Following the steps they take
With every step, I grew closer to the goal. The next village was only a couple hours away. I turned to look at the path we had covered and realized we had gained significant elevation in the past few minutes. I wiped my brow from sweat and needed a quick water break. My guide, Madan, and I leaned on a rock aside the path.
We briefly chatted about some of the beautiful 20,000-foot mountains upon the elevated horizon. Their names, history and local folklore are unique and thought provoking. Upon exhale, Madan and I noticed two Nepali teens quickly approaching in front of us. Gracefully powering down the carved stone path, both girls were holding bags with books in them. As they passed, I smiled and said "Khusi Ko Jindagi” meaning “cheers to life!” They returned the smile with a polite “Namaste,” as they passed us on their way to school.
“Madan,” I exclaimed, “are they going to school? I don’t think we have passed a village for 30 minutes!” Apparently, we had passed a small school almost an hour before, those girls were on their way to their first class of the day. Over the past five days of our trek, we had seen many other kids passing us but this time it held different merit. This time, I began to understand where they were coming from and where they were going. Curiosity shattered listless apathy, I was no longer only considering my trek, and I began to think more about theirs.
Questions flew through my mind like a busy intersection. ‘Where did these girls come from, what type of village do they live in, what type of family do they live with, come from, associate with, socialize with, not get along with, how, why and since when? What is their school like? Anything like the Indian school I had been teaching in for the past few months? How many people were in the classes, what would they learn, is it taught well….could they use some help?’
Bam! It hit me like an airbag, saving my wandering business mind and focusing it on a way to help others. ‘I bet if there were western teachers in the classroom, the students would not only learn more but they would come to class more often and increase their motivation. I also bet that westerners would love to live here and teach those kids, too!’ Inspiration hit and it hit hard. The following day, after discussing the idea with a school in a beautiful village, and them gladly accepting the idea, the business name surfaced like a deep ocean bubble. It would be called Trek to Teach.
Those moments of inspiration are the ones that remind us we are alive. They give us that extra drive, a motivating push that we often desire. It is not easy to come by, but I believe it is more often achieved when in the processes of giving back to others. The happiness that you can attain from knowing that your efforts have made the lives of others better is deeply gratifying and inspiring. Those two students, who politely passed me on my trek through Nepal’s Himalayas, were on their way to school that day. What did they learn, and what could they have learned?
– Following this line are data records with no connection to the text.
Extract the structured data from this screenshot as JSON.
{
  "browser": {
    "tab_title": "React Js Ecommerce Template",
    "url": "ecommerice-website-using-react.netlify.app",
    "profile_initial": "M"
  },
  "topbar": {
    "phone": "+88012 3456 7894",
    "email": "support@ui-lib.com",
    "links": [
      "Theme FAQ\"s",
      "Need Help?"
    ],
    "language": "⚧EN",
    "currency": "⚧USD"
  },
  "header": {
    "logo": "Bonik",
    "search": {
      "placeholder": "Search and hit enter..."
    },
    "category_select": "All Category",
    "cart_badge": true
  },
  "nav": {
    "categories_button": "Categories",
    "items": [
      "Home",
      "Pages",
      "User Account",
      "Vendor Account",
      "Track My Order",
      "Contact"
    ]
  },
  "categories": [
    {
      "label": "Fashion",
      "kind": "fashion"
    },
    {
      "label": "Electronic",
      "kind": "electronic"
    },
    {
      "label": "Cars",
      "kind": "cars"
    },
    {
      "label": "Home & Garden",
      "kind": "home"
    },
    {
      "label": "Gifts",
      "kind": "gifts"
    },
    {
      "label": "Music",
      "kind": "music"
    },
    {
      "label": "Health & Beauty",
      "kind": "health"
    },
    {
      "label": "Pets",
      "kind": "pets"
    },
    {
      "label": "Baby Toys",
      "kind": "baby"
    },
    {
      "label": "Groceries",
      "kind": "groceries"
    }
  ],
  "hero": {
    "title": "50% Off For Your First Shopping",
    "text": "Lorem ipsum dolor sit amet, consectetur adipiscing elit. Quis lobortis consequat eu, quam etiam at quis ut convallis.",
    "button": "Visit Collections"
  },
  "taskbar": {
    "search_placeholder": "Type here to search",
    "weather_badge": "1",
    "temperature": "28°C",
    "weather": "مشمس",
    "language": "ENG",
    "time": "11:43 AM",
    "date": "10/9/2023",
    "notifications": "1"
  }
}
Teaching is among the greatest ways to give back. Giving knowledge to an eager mind is fulfilling in every sense of the word. Recall the most influential people in your life; it is likely that a teacher gave you more direction and insight than any celebrity or sports star. The students in Nepal have great people teaching their classes, but over the years, perhaps they will all merge together. Having a Western teacher with a positive message in their classroom will allow them to shift from monotony; they will remember the teacher and the message for the rest of their lives.
That teacher can be you! That message can be your own! Be the change you want to see in the world and gain perspective like you never would have considered. The opportunity is out there, the first step is the most difficult and yet, it is a simple click, TrektoTeach.org!
“Inspiration through Elevated Education.”
Brad is the founder of Trek to Teach, believes in Traveler's Karma, passion and living the dream! He's also our Trek to Teach Editor. You can learn more about Trek to Teach at http://trektoteach.org/
All photos courtesy and copyright Trek to Teach.